ACTIVITY: What lines in the records below include the word "Rosca"? Return each one.

─── GIVEN RECORDS

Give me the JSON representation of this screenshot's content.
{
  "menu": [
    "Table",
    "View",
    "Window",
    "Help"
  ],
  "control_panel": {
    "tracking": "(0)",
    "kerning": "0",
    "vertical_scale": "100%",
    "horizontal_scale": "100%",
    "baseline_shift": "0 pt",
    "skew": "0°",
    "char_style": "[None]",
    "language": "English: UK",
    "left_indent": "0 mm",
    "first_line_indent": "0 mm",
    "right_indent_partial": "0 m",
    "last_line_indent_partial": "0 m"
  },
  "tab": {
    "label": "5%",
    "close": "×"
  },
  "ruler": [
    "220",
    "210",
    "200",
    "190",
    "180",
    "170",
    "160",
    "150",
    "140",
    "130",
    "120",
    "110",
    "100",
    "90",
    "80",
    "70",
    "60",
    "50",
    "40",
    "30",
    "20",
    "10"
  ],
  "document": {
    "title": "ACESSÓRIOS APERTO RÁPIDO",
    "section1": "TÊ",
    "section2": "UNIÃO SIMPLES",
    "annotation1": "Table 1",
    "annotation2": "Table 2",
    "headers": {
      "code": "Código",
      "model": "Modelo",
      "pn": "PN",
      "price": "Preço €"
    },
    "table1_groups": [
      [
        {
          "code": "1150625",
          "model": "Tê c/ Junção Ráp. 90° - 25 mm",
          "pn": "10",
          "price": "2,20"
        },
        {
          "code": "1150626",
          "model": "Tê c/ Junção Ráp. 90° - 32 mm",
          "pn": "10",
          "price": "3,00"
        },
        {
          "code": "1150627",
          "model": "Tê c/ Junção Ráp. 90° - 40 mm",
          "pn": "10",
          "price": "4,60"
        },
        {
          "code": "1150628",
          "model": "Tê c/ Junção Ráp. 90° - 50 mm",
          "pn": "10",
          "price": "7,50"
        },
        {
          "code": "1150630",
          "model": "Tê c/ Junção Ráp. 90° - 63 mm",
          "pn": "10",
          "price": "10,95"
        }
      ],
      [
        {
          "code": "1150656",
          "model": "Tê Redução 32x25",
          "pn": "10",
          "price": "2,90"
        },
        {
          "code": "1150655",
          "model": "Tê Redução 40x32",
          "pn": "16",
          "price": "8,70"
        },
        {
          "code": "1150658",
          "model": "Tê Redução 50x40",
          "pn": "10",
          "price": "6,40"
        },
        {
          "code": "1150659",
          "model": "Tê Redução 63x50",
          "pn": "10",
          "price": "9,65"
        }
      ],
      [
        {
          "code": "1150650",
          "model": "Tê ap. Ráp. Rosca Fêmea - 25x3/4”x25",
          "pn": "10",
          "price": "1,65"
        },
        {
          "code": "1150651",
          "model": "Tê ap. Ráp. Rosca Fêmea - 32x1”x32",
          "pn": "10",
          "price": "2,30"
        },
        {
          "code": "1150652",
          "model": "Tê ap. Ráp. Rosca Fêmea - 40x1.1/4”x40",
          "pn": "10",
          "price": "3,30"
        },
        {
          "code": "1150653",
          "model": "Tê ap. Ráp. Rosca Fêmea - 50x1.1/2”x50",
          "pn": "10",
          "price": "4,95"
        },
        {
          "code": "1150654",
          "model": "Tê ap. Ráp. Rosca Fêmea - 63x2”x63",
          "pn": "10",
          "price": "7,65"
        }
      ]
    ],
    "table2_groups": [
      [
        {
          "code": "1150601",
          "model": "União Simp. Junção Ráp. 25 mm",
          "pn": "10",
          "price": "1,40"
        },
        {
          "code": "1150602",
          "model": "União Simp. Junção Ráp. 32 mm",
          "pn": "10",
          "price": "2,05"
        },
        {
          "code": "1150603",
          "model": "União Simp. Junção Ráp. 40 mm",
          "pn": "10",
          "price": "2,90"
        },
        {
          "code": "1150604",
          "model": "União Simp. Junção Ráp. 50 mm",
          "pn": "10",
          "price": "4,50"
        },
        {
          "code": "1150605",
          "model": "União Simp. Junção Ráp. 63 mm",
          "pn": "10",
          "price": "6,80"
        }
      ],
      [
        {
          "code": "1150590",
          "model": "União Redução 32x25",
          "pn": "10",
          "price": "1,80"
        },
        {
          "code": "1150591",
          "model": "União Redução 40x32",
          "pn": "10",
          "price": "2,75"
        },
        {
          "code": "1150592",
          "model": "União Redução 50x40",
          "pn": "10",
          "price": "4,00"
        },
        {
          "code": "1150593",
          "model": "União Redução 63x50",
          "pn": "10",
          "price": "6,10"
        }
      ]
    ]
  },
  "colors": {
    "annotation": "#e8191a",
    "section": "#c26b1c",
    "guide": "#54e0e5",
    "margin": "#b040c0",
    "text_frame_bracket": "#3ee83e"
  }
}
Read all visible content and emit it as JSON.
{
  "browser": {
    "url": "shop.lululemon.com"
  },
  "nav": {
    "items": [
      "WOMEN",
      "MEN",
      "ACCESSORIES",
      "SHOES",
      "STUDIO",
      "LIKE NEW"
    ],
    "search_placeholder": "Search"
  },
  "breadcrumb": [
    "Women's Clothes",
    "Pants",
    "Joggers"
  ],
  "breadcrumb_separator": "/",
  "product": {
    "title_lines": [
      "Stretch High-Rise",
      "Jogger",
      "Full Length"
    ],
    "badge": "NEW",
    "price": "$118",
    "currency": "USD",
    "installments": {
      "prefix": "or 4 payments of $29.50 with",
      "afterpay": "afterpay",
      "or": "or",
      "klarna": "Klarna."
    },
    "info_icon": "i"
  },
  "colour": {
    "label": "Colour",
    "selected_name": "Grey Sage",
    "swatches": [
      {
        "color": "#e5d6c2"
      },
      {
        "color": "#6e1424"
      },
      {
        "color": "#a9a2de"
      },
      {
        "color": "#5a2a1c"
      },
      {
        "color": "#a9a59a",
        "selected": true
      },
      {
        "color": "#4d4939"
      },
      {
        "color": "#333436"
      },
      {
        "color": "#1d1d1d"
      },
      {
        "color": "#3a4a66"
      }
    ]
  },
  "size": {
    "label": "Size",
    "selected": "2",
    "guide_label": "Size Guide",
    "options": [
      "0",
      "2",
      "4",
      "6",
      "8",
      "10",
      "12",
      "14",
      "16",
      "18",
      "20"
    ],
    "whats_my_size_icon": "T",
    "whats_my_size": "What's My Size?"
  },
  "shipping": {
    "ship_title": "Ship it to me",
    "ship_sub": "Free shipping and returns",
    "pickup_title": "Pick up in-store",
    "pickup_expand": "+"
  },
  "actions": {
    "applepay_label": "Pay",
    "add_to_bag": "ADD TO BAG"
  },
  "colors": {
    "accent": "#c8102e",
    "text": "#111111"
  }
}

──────

ANSWER BELOW:
          "model": "Tê ap. Ráp. Rosca Fêmea - 25x3/4”x25",
          "model": "Tê ap. Ráp. Rosca Fêmea - 32x1”x32",
          "model": "Tê ap. Ráp. Rosca Fêmea - 40x1.1/4”x40",
          "model": "Tê ap. Ráp. Rosca Fêmea - 50x1.1/2”x50",
          "model": "Tê ap. Ráp. Rosca Fêmea - 63x2”x63",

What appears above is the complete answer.